  42. UNICEF (2013) Arsenic contamination in ground water. The United Nation Children’s Fund, New York, USAGoogle Scholar
  43. Vatutsina OM, Soldatov VS, Sokolova VI, Johann J, Bissen M, Weissenbacher A (2007) A new hybrid (polymer/inorganic) fibrous sorbent for arsenic removal from drinking water. React Funct Polym 67:184–201. CrossRefGoogle Scholar
  44. Vitela-Rodriguez AV, Rangel-Mendez JR (2013) Arsenic removal by modified activated carbons with iron hydro(oxide) nanoparticles. J Environ Manage 114:225–231. CrossRefGoogle Scholar
  45. Wang J, Zhang S, Pan B, Zhang W, Lv L (2011) Hydrous ferric oxide–resin nanocomposites of tunable structure for arsenite removal: effect of the host pore structure. J Hazard Mater 198:241–246. CrossRefGoogle Scholar
  46. Wen Z, Zhang Y, Dai C, Chen B, Guo S, Yu H, Wu D (2014) Synthesis of ordered mesoporous iron manganese bimetal oxides for arsenic removal from aqueous solutions. Microporous Mesoporous Mater 200:235–244. CrossRefGoogle Scholar
  47. WHO (2011) Guidelines for drinker-water quality, 4th edn. WHO, Geneva, SwitzerlandGoogle Scholar
  48. Yao S, Liu Z, Shi Z (2014) Arsenic removal from aqueous solutions by adsorption onto iron oxide/activated carbon magnetic composite. J Environ Health Sci Eng 12:58–58. CrossRefGoogle Scholar
  49. Yazdani M, Tuutijärvi T, Bhatnagar A, Vahala R (2016) Adsorptive removal of arsenic(V) from aqueous phase by feldspars: Kinetics, mechanism, and thermodynamic aspects of adsorption. J Mol Liq 214:149–156. CrossRefGoogle Scholar
  50. Zhang GS, Qu JH, Liu HJ, Liu RP, Li GT (2007) Removal Mechanism of As(III) by a novel Fe–Mn binary oxide adsorbent: oxidation and sorption. Environ Sci Technol 41:4613–4619. CrossRefGoogle Scholar
  51. Zhang Q, Pan B, Chen X, Zhang W, Pan B, Zhang Q, Ly L, Zhao XS (2008a) Preparation of polymer-supported hydrated ferric oxide based on Donnan membrane effect and its application for arsenic removal. Sci China Ser B 51:379–385. CrossRefGoogle Scholar
  52. Zhang Q, Pan B, Zhang W, Pan B, Zhang Q, Ren H (2008b) Arsenate removal from aqueous media by nanosized hydrated ferric oxide (HFO)-loaded polymeric sorbents: effect of HFO loadings. Ind Eng Chem Res 47:3957–3962. CrossRefGoogle Scholar
  53. Zhao K, Guo H (2014) Behavior and mechanism of arsenate adsorption on activated natural siderite: evidences from FTIR and XANES analysis. Environ Sci Pollut Res Int 21:1944–1953. CrossRefGoogle Scholar
  54. Zheng H, Liu D, Zheng Y, Liang S, Liu Z (2009) Sorption isotherm and kinetic modeling of aniline on Cr-bentonite. J Hazard Mater 167:141–147. CrossRefGoogle Scholar

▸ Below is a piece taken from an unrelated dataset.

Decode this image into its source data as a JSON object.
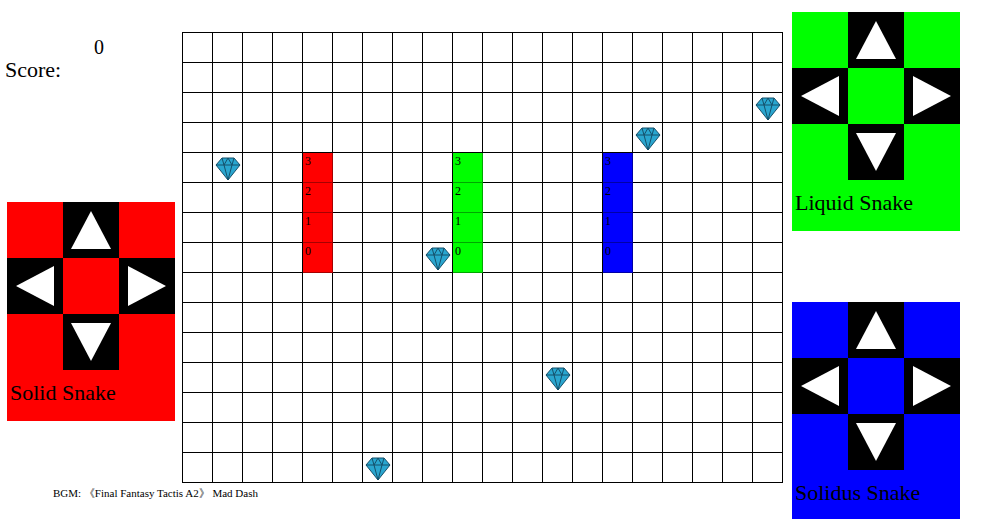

Copyright information

© Springer-Verlag GmbH Germany, part of Springer Nature 2019

Authors and Affiliations

  • Sujitra Tandorn
    • 1
    • 2
  • Orn-anong Arqueropanyo
    • 2
    • 3
    Email author
  • Wimol Naksata
    • 2
    • 3
  • Ponlayuth Sooksamiti
    • 4
  • Ingon Chaisri
    • 2
  1. 1.Graduate SchoolChiang Mai UniversityChiang MaiThailand
  2. 2.Department of Chemistry, Faculty of ScienceChiang Mai UniversityChiang MaiThailand
  3. 3.Center of Excellence in Materials Science and TechnologyChiang Mai UniversityChiang MaiThailand
  4. 4.Office of Primary Industries and Mine, Region 3Chiang MaiThailand

Personalised recommendations